    Ralph Shay

    Newly proposed amendments to Canada's takeover bid legislation would address long-standing concerns that the current regulatory regime tilts the playing field too far in favor of hostile bidders, says Ralph Shay of Dentons Canada LLP.

  • The Impact Of Boilermakers Continues To Be Felt

    Celia Taylor

    Relying on and further strengthening the import of Boilermakers Local 154 Retirement Fund v. Chevron Corp., a recent decision in a shareholder suit involving Chemed Corp. shows the power of boards to have their say as to where intracorporate litigation will take place and who will pay for it, says Celia Taylor of Sturm College of Law at the University of Denver.
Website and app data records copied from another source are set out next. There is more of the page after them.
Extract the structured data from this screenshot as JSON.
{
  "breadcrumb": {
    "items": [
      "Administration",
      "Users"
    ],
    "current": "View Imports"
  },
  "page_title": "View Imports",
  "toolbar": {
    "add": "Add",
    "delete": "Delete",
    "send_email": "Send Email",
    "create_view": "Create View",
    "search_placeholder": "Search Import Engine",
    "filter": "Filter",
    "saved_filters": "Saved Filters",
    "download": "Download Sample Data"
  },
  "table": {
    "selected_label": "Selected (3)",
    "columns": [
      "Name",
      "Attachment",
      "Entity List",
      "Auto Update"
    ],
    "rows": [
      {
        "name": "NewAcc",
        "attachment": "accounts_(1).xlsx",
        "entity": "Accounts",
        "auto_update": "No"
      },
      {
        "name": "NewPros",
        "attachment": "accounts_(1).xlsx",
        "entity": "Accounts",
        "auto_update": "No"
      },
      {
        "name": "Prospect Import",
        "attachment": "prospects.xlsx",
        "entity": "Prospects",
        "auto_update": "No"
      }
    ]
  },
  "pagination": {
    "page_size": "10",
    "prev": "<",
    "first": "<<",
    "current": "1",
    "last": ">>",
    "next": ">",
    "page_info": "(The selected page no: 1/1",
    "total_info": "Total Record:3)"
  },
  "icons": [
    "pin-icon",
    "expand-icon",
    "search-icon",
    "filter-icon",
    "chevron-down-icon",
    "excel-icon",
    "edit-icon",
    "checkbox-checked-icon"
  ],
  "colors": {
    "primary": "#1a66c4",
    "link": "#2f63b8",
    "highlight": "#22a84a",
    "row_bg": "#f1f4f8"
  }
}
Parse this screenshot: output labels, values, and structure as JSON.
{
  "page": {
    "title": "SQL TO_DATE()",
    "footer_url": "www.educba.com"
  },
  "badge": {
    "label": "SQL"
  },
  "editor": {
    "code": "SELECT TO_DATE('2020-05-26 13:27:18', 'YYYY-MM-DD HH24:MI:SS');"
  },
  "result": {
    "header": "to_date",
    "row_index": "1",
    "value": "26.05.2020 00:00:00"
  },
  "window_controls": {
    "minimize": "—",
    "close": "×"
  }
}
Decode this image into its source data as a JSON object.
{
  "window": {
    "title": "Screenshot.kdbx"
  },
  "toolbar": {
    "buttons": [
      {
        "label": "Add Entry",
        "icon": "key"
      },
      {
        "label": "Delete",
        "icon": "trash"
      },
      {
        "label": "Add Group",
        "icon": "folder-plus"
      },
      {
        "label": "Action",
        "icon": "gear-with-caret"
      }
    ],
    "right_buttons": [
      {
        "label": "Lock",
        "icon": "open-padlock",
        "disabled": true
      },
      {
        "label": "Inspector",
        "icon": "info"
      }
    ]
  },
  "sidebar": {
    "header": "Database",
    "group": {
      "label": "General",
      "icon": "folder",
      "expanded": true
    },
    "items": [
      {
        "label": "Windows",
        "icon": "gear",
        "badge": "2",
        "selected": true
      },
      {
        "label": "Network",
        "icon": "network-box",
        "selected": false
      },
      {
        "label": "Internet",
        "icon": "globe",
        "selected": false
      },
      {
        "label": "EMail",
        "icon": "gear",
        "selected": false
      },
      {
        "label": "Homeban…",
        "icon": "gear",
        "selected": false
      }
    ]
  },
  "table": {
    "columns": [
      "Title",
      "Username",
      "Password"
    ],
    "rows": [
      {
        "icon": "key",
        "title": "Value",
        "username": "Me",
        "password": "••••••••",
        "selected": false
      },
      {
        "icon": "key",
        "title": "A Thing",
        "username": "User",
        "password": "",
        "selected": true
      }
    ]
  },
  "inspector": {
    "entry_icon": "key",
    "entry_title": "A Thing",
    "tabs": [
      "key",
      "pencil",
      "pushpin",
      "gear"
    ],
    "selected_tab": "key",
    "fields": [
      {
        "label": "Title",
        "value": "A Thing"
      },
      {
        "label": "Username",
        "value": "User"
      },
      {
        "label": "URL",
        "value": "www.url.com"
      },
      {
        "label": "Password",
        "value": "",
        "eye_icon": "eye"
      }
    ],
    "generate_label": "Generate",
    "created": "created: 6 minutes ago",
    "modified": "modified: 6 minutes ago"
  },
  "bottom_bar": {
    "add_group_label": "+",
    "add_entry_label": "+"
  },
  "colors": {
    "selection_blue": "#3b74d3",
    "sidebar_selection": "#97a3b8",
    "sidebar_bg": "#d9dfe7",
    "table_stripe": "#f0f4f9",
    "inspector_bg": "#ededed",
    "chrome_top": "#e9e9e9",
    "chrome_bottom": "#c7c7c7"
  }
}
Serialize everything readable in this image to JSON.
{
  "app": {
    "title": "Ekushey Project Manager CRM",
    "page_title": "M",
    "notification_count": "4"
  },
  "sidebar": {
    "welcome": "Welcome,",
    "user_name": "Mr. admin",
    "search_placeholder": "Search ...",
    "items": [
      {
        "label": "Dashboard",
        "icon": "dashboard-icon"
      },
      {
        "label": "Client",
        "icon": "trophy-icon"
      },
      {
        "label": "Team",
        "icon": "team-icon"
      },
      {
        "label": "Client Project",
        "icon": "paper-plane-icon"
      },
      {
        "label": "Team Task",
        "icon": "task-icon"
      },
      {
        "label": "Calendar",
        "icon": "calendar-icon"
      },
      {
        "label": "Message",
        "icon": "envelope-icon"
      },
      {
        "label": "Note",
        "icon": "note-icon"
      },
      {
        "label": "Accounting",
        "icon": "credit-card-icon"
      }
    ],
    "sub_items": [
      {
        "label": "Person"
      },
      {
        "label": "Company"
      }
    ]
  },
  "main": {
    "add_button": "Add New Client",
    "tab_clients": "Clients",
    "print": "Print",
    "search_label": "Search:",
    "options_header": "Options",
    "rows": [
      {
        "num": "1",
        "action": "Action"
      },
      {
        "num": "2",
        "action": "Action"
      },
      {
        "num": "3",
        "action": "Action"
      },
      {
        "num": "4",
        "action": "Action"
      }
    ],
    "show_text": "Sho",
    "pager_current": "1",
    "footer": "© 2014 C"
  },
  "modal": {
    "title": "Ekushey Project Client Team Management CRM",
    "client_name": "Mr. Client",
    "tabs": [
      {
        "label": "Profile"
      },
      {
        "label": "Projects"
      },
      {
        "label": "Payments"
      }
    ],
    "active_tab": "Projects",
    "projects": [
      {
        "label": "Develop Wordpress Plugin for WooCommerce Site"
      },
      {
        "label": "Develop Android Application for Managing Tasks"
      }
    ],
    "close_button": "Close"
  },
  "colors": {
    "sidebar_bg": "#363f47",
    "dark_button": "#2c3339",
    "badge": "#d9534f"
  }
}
  • 10 Things You Must Know Before Engaging In Crowdfunding

    Eliza Sporn Fromberg

    "Accredited crowdfunding" platforms offer the tantalizing possibility of raising funds with the click of a button, but it is vital to consider the regulatory scheme under which the platform operates and its managerial and financial resources, among other factors, say Eliza Sporn Fromberg, counsel at Day Pitney LLP, and Norbert Mehl, CEO of Global i Ventures.

  • Accessing The D&O Liability Coverage Of A Bankrupt Corp.

    Mary E. McCutcheon

    A traditional directors and officers insurance policy risks dilution where the company also faces a covered claim. And when the company has filed for bankruptcy, payment of the proceeds for claims against the directors and officers may be delayed, and even impaired, says Mary McCutcheon of Farella Braun & Martel LLP.

  • 5 Takeaways From The New Cybersecurity Executive Order

    Lisa Ledbetter

    President Obama signed an executive order on Friday that requires federal agencies to apply enhanced security features to government payment cards. The administration views chip-and-PIN technology as a significant step forward, but such technology does not provide protection in online, mail and telephone order purchases, and does not eliminate the risk of a security breach, say attorneys with Jones Day.

  • FLSA Case Is A Guide To Using Independent Contractors

    Larry S. Perlman

    Saleem v. Corporate Transportation Group Ltd., the "black car" driver case brought under the Fair Labor Standards Act and the New York Labor Law, provides excellent examples for employers to better navigate the legal landscape of independent contractor status given the case's examination of contracts and control over contractors, say Larry Perlman and Tamar Dolcourt of Foley & Lardner LLP.

  • 5 Ways Employers Can Fight Ebola

    Sloane Ackerman

    Most employers in the U.S. will be prepared for the current Ebola outbreak after taking a few steps, including educating employees and ensuring emergency preparedness, says Sloane Ackerman of O'Melveny & Myers LLP.

  • If High Court Reverses Teva, Litigation Costs May Increase

    Irena Royzman

    The policy arguments presented to the U.S. Supreme Court in Teva Pharmaceuticals USA Inc. v. Sandoz Inc., which was argued Wednesday, are off-base. In fact, increased deference to lower court claim construction determinations is more likely to increase litigation costs than decrease them, say Irena Royzman and Aron Fischer of Patterson Belknap Webb & Tyler LLP and Maggie Wittlin, an associate-in-law at Columbia Law School.